DATA SHOWN

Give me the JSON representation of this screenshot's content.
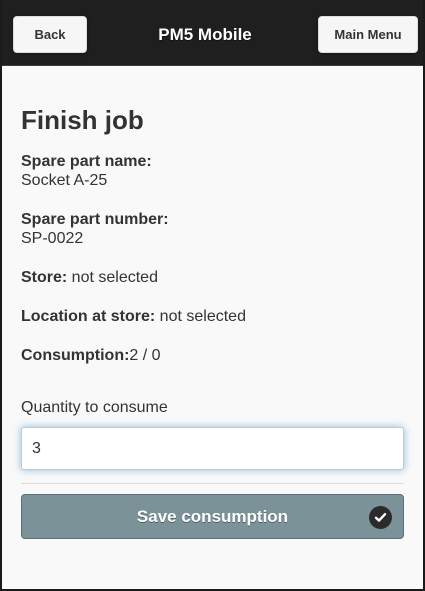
{
  "header": {
    "back_label": "Back",
    "title": "PM5 Mobile",
    "main_menu_label": "Main Menu"
  },
  "page": {
    "title": "Finish job"
  },
  "details": {
    "spare_part_name_label": "Spare part name:",
    "spare_part_name_value": "Socket A-25",
    "spare_part_number_label": "Spare part number:",
    "spare_part_number_value": "SP-0022",
    "store_label": "Store:",
    "store_value": " not selected",
    "location_label": "Location at store:",
    "location_value": " not selected",
    "consumption_label": "Consumption:",
    "consumption_value": "2 / 0"
  },
  "quantity": {
    "label": "Quantity to consume",
    "value": "3"
  },
  "actions": {
    "save_label": "Save consumption",
    "save_icon": "check-circle-icon"
  },
  "colors": {
    "header_bg": "#1f1f1f",
    "save_button_bg": "#7c9299",
    "focus_glow": "#388cc8"
  }
}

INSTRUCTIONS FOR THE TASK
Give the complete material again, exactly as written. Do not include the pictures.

REPLY TO THE TASK
Give me the JSON representation of this screenshot's content.
{
  "header": {
    "back_label": "Back",
    "title": "PM5 Mobile",
    "main_menu_label": "Main Menu"
  },
  "page": {
    "title": "Finish job"
  },
  "details": {
    "spare_part_name_label": "Spare part name:",
    "spare_part_name_value": "Socket A-25",
    "spare_part_number_label": "Spare part number:",
    "spare_part_number_value": "SP-0022",
    "store_label": "Store:",
    "store_value": " not selected",
    "location_label": "Location at store:",
    "location_value": " not selected",
    "consumption_label": "Consumption:",
    "consumption_value": "2 / 0"
  },
  "quantity": {
    "label": "Quantity to consume",
    "value": "3"
  },
  "actions": {
    "save_label": "Save consumption",
    "save_icon": "check-circle-icon"
  },
  "colors": {
    "header_bg": "#1f1f1f",
    "save_button_bg": "#7c9299",
    "focus_glow": "#388cc8"
  }
}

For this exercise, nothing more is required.